Teach with Movies develops Learning Guides for over 350 films as well as lesson plans and articles on using movies for educational purposes.
This teaching guide provides films that can help students understand domestic and international politics in the decade following the September 11 attacks.
This article contains a summary of the famous movie, Battle of Algiers (1966), as well as discussion questions and additional resources.

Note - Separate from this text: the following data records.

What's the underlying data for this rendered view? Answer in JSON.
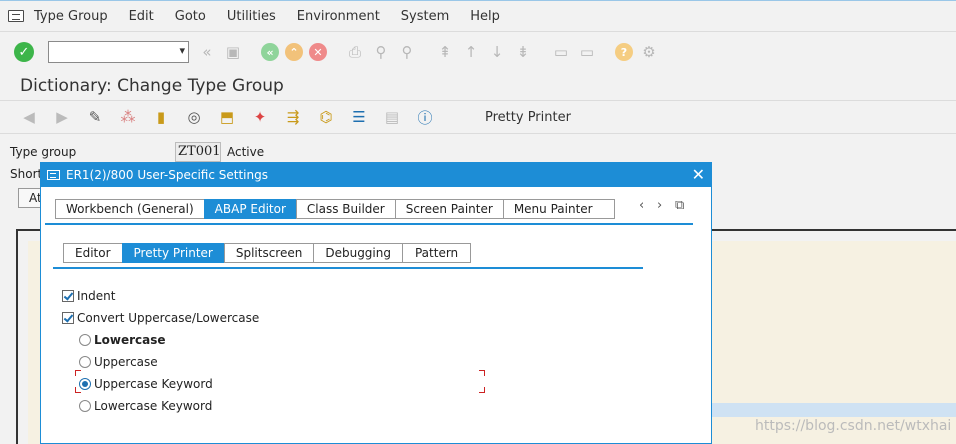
{
  "menu": [
    "Type Group",
    "Edit",
    "Goto",
    "Utilities",
    "Environment",
    "System",
    "Help"
  ],
  "title": "Dictionary: Change Type Group",
  "app_toolbar": {
    "pretty_printer_label": "Pretty Printer"
  },
  "form": {
    "type_group_label": "Type group",
    "type_group_value": "ZT001",
    "status": "Active",
    "short_label": "Short",
    "at_button": "At"
  },
  "dialog": {
    "title": "ER1(2)/800 User-Specific Settings",
    "tabs": [
      "Workbench (General)",
      "ABAP Editor",
      "Class Builder",
      "Screen Painter",
      "Menu Painter"
    ],
    "active_tab": "ABAP Editor",
    "subtabs": [
      "Editor",
      "Pretty Printer",
      "Splitscreen",
      "Debugging",
      "Pattern"
    ],
    "active_subtab": "Pretty Printer",
    "checkboxes": [
      {
        "label": "Indent",
        "checked": true
      },
      {
        "label": "Convert Uppercase/Lowercase",
        "checked": true
      }
    ],
    "radios": [
      {
        "label": "Lowercase",
        "selected": false,
        "bold": true
      },
      {
        "label": "Uppercase",
        "selected": false,
        "bold": false
      },
      {
        "label": "Uppercase Keyword",
        "selected": true,
        "bold": false
      },
      {
        "label": "Lowercase Keyword",
        "selected": false,
        "bold": false
      }
    ]
  },
  "watermark": "https://blog.csdn.net/wtxhai",
  "colors": {
    "accent": "#1d8dd6",
    "ok_green": "#3db54a",
    "editor_bg": "#f6f1e2"
  }
}
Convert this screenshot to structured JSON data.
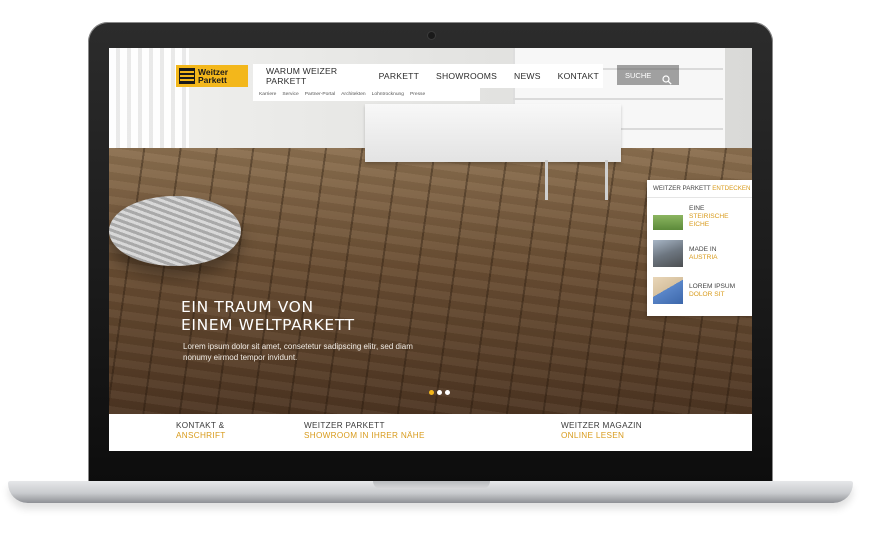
{
  "brand": {
    "logo_text": "Weitzer\nParkett",
    "accent_color": "#f3b71b",
    "accent_text_color": "#d89b1c"
  },
  "nav": {
    "items": [
      {
        "label": "WARUM WEIZER PARKETT"
      },
      {
        "label": "PARKETT"
      },
      {
        "label": "SHOWROOMS"
      },
      {
        "label": "NEWS"
      },
      {
        "label": "KONTAKT"
      }
    ],
    "subnav": [
      {
        "label": "Karriere"
      },
      {
        "label": "Service"
      },
      {
        "label": "Partner-Portal"
      },
      {
        "label": "Architekten"
      },
      {
        "label": "Lohntrocknung"
      },
      {
        "label": "Presse"
      }
    ]
  },
  "search": {
    "label": "SUCHE",
    "icon": "search-icon"
  },
  "hero": {
    "title": "EIN TRAUM VON\nEINEM WELTPARKETT",
    "subtitle": "Lorem ipsum dolor sit amet, consetetur sadipscing elitr, sed diam nonumy eirmod tempor invidunt.",
    "slides": {
      "count": 3,
      "active_index": 0
    }
  },
  "discover": {
    "heading_prefix": "WEITZER PARKETT",
    "heading_accent": "ENTDECKEN",
    "items": [
      {
        "line1": "EINE",
        "line2": "STEIRISCHE\nEICHE"
      },
      {
        "line1": "MADE IN",
        "line2": "AUSTRIA"
      },
      {
        "line1": "LOREM IPSUM",
        "line2": "DOLOR SIT"
      }
    ]
  },
  "footer": {
    "links": [
      {
        "line1": "KONTAKT &",
        "line2": "ANSCHRIFT"
      },
      {
        "line1": "WEITZER PARKETT",
        "line2": "SHOWROOM IN IHRER NÄHE"
      },
      {
        "line1": "WEITZER MAGAZIN",
        "line2": "ONLINE LESEN"
      }
    ]
  }
}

This case study focuses on the zabbaleen, a sub-class of people who have found work as garbage collectors and recyclers in Cairo. Students will understand that: (1) the growth of Cairo has had a cyclical effect on the zabbaleen in that the city growth has caused more people to seek work as zabbaleen, many of whom must come from outside the city, thus contributing to the urban growth issue; (2) the rise and success of the zabbaleen is a key example of ways in which humans have adapted to the environment (in this case, the urban environment), and in which the environment has been modified by human activity; (3) new technology and international support for the zabbaleen’s activity has allowed for efficiency and lowering of pollution levels in Cairo, one of the world’s most polluted cities; (4) planning and maintaining urban infrastructure varies from city to city, but that the basic needs and pressures created by urbanization are similar in all cases.
Developed by the University of Texas at Austin
For what reasons does one practice veiling? How have these reasons changed, adapted and evolved over time within different regions and cultures? In Muslim-minority societies, what are some of the benefits or disadvantages of veiling? Students can explore these questions as well as others through the lens of film in this lesson. Also, students have a chance to delve into questions of voice and context when deciding how to treat information that is put in front of them.
Developed by University of North Carolina – Chapel Hill, ReOrienting the Veil
A database of international films dealing with global current events.